PARIS (REUTERS) - Alexander Zverev is destined to win a Grand Slam title but how long that breakthrough takes depends on when he develops a more ruthless streak, according to one of the sport's toughest competitors Mats Wilander.
The 22-year-old German fifth seed made heavy weather of beating Australian John Millman in the first round, letting slip a two-set lead before scraping home in five sets.
He had a succession of five-setters 12 months ago in Paris before bowing out to Dominic Thiem in the quarter-finals, still surprisingly his best showing in a Grand Slam tournament.
Speaking to Reuters, Eurosport analyst Wilander, twice a champion at Roland Garros, said Zverev should learn from two of the game's greatest front runners, Rafael Nadal and Roger Federer and save himself extra leg work.
"Two sets to love doesn't do it in Grand Slams," Wilander said.

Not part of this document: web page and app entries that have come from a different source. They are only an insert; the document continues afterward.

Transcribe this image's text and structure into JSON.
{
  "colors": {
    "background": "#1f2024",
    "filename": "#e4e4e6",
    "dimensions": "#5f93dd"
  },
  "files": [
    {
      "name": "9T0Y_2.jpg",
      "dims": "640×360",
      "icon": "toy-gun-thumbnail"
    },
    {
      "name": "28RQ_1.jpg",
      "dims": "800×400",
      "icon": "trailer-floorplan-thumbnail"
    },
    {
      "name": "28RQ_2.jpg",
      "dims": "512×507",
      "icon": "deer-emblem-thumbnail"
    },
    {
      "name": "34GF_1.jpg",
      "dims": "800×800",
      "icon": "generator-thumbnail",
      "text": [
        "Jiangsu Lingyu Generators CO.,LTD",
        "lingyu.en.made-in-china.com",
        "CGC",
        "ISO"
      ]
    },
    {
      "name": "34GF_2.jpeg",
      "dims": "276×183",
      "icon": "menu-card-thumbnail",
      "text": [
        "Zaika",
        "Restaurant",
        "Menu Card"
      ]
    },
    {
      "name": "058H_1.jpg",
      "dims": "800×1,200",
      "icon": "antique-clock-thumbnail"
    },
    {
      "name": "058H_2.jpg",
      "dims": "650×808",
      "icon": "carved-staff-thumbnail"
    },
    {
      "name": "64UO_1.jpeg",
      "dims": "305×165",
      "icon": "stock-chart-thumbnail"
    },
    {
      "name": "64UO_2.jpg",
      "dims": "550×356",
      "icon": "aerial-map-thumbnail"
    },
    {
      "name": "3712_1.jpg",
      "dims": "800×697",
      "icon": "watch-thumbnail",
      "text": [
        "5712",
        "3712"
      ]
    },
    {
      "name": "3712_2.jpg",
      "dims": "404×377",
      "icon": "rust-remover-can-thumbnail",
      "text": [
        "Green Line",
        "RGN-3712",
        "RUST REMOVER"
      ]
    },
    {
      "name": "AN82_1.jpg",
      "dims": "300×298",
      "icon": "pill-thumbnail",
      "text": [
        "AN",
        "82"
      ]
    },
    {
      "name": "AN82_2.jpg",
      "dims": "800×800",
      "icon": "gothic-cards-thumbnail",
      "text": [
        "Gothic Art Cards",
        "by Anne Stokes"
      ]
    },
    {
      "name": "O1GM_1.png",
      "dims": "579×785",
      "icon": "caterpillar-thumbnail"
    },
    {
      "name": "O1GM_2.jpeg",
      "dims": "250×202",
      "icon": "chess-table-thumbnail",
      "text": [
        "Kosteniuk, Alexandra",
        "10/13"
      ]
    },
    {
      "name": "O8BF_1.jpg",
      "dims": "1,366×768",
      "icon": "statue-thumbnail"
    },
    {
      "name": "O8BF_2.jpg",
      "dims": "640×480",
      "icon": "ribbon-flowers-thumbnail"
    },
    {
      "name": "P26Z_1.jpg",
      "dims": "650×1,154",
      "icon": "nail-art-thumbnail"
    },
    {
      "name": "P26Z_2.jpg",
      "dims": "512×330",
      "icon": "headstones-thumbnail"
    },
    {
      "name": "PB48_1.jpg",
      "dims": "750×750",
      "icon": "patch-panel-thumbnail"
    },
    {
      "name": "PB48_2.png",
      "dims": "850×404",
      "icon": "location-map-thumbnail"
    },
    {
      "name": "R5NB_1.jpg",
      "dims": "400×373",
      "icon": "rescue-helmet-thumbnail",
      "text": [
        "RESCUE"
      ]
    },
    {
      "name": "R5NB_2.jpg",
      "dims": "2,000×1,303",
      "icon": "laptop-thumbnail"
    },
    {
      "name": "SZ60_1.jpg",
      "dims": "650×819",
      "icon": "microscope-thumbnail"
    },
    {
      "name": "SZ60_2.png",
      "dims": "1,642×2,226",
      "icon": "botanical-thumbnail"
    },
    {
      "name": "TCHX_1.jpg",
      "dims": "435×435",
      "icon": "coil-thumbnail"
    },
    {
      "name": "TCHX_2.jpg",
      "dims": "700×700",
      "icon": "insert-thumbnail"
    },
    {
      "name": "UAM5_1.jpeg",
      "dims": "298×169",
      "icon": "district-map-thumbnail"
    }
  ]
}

"That's something he needs to get used to doing. It's like an equation. How hard do you press when you are two sets up? Or wait for the other guy to fold. I think most probably he hasn't quite figured it out.
"When you are two sets up you have to reinvent the tactics a little. When Nadal wins the first two sets and Federer they are going further forwards and they go harder, risking more.
"I think Zverev tends to invite opponents back."
Zverev faces 20-year-old Swede Mikael Ymer next, an opponent ranked 148th in the world but who Wilander believes will go in undaunted because of Zverev's patchy Grand Slam record.
"Ymer goes in knowing he has a chance to win even if Zverev is solid in the top five or six in the world, mainly because of because of Zverev's Grand Slam record," Wilander said.
"It's good that Zverev won a close match on Tuesday, but it was another two hours of physical work and mental energy.
"It reminds me a bit of Caroline Wozniacki. It took her a while, too long, to figure it out and she may now only win one Slam. I think with Zverev, he will win a Slam.
"But he has to stop worrying as much about losing, go out of the comfort zone, risk it a little bit more. Sometimes the way he plays, it's like he think 'I know I'm going to win and I will just hang out until match point.
"That can catch up on you."